DATA UNDER STUDY ::

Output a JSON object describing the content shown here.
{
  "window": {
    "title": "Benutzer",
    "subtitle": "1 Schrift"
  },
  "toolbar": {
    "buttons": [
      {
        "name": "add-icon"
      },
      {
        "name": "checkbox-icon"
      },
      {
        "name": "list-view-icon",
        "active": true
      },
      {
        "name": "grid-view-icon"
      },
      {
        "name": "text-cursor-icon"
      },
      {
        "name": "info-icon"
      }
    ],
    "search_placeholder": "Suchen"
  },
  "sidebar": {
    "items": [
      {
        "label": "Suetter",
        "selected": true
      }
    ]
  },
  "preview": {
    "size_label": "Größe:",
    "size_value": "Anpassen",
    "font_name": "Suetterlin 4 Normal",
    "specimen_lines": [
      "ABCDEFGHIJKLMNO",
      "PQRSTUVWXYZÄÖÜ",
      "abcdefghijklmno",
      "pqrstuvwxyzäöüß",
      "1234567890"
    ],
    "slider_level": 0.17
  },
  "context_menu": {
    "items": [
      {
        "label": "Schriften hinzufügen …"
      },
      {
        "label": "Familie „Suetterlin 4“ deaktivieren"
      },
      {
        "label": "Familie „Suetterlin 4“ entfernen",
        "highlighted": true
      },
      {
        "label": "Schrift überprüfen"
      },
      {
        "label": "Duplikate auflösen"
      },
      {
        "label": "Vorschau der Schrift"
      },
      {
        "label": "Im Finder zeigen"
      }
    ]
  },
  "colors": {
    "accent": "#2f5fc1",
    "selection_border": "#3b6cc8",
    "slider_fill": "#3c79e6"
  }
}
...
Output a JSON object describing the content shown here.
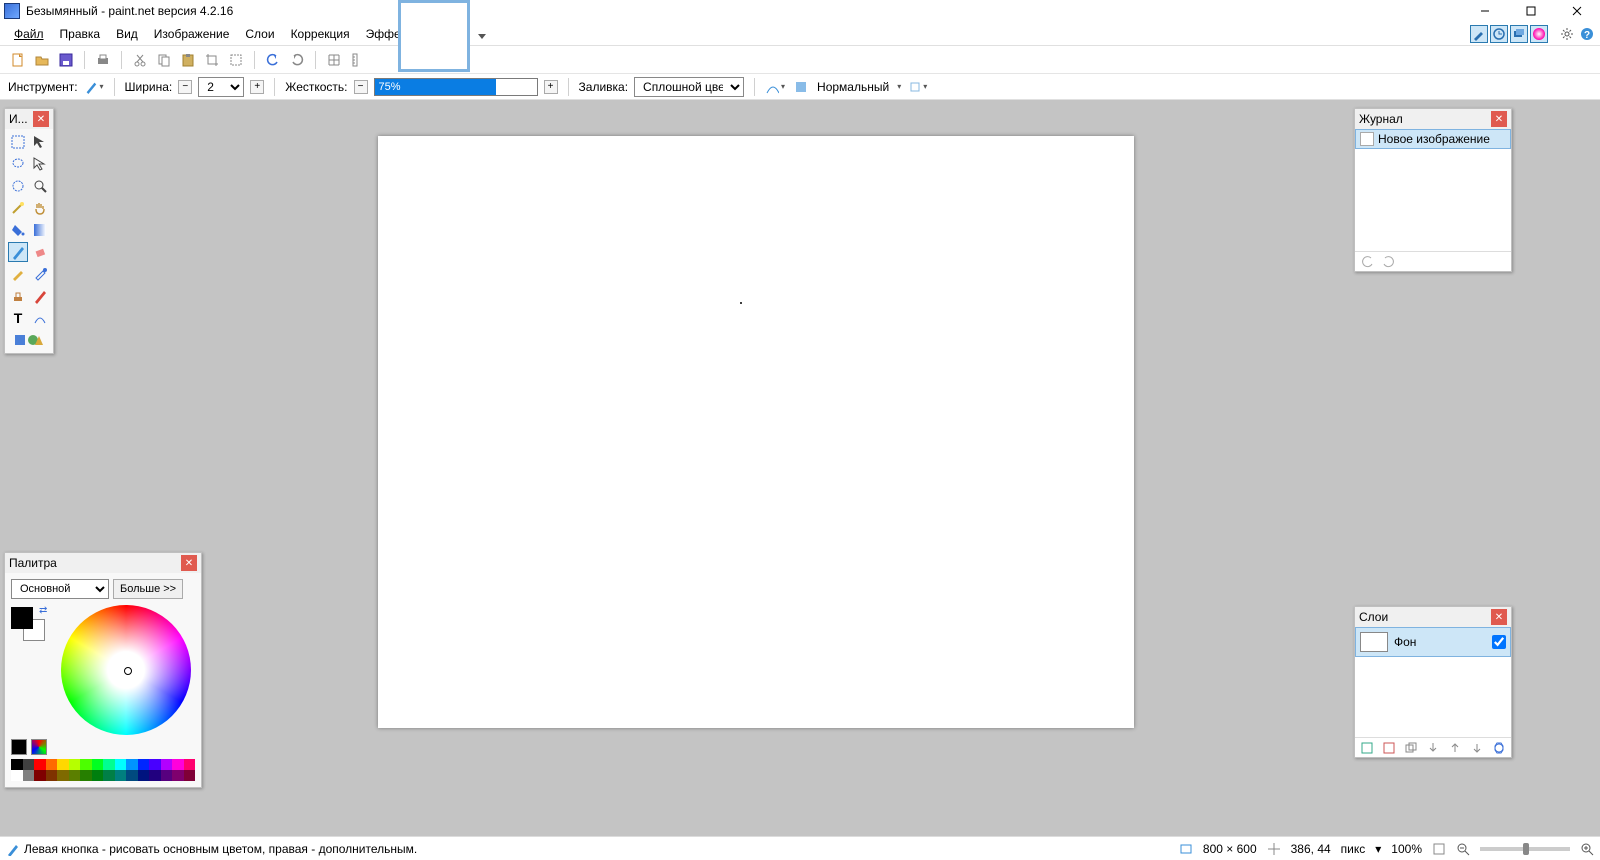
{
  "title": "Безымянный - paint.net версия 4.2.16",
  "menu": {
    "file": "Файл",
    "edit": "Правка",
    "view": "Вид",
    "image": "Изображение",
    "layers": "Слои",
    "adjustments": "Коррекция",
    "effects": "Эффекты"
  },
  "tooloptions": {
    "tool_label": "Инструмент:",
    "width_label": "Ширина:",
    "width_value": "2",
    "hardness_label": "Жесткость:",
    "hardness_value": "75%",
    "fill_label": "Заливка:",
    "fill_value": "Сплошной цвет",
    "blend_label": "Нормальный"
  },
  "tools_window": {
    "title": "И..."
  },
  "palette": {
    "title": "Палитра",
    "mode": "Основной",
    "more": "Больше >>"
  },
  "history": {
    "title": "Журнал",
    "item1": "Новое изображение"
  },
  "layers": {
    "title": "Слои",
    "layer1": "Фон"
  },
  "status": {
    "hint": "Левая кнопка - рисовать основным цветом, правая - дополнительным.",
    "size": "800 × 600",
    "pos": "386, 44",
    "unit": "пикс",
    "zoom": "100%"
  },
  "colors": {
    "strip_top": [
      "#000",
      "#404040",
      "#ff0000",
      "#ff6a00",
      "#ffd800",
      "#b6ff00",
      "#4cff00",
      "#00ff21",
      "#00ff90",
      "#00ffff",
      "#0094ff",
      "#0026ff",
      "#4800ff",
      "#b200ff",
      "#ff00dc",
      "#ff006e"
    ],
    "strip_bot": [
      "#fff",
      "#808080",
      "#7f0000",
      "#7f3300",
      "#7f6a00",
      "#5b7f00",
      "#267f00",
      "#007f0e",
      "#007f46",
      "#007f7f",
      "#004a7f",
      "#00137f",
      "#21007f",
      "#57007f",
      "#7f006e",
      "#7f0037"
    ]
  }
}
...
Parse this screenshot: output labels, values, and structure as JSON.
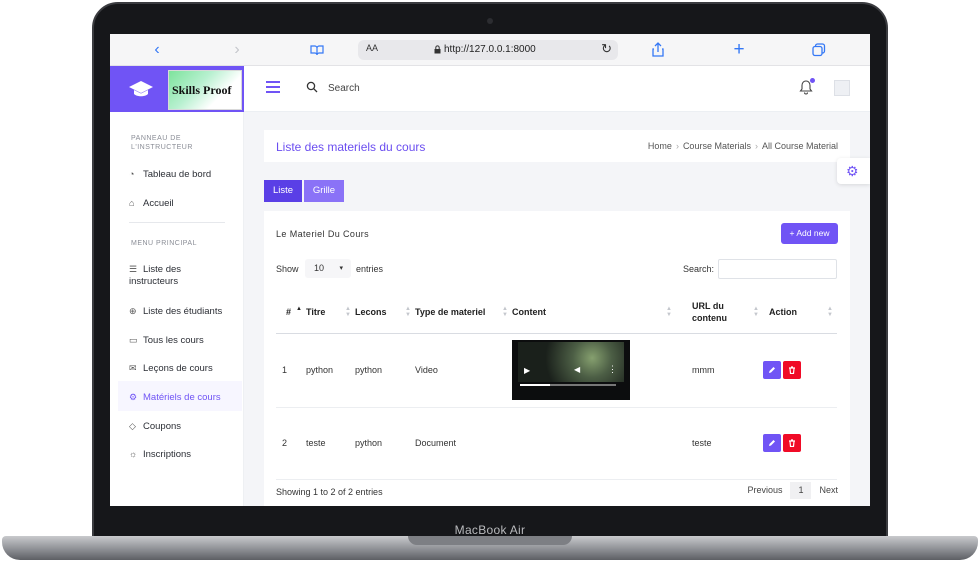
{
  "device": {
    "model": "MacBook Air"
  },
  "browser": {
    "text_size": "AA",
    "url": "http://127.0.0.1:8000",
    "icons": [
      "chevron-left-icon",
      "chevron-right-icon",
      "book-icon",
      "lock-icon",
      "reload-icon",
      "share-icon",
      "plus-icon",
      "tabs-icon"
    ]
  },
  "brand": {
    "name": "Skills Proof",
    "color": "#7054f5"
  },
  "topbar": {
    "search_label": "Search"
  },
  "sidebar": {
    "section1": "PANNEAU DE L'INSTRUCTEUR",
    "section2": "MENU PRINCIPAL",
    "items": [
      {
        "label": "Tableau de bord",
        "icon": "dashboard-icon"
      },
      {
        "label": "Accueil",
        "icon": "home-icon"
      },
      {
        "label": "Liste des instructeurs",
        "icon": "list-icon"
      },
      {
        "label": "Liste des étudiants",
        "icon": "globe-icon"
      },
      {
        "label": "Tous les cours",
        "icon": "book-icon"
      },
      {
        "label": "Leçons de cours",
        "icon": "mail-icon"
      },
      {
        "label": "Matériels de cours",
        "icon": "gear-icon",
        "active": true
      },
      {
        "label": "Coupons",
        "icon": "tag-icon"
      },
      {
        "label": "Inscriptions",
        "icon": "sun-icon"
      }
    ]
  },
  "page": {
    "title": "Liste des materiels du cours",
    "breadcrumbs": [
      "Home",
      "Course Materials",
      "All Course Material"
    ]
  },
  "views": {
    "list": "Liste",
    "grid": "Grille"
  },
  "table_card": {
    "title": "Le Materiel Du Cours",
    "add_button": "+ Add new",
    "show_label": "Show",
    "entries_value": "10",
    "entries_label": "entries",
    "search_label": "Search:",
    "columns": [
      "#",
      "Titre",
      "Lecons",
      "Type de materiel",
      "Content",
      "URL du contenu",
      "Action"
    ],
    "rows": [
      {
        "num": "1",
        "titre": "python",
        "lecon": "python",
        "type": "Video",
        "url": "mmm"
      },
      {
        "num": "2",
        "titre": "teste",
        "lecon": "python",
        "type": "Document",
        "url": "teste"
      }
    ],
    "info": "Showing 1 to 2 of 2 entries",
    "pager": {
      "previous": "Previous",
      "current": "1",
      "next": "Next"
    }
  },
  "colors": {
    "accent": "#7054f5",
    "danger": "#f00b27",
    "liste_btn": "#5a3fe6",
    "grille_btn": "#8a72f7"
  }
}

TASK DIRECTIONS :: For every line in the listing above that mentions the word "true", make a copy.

SOLUTION TO THE EXERCISE ::
        "active": true
        "selected": true
        "highlighted": true
        "active": true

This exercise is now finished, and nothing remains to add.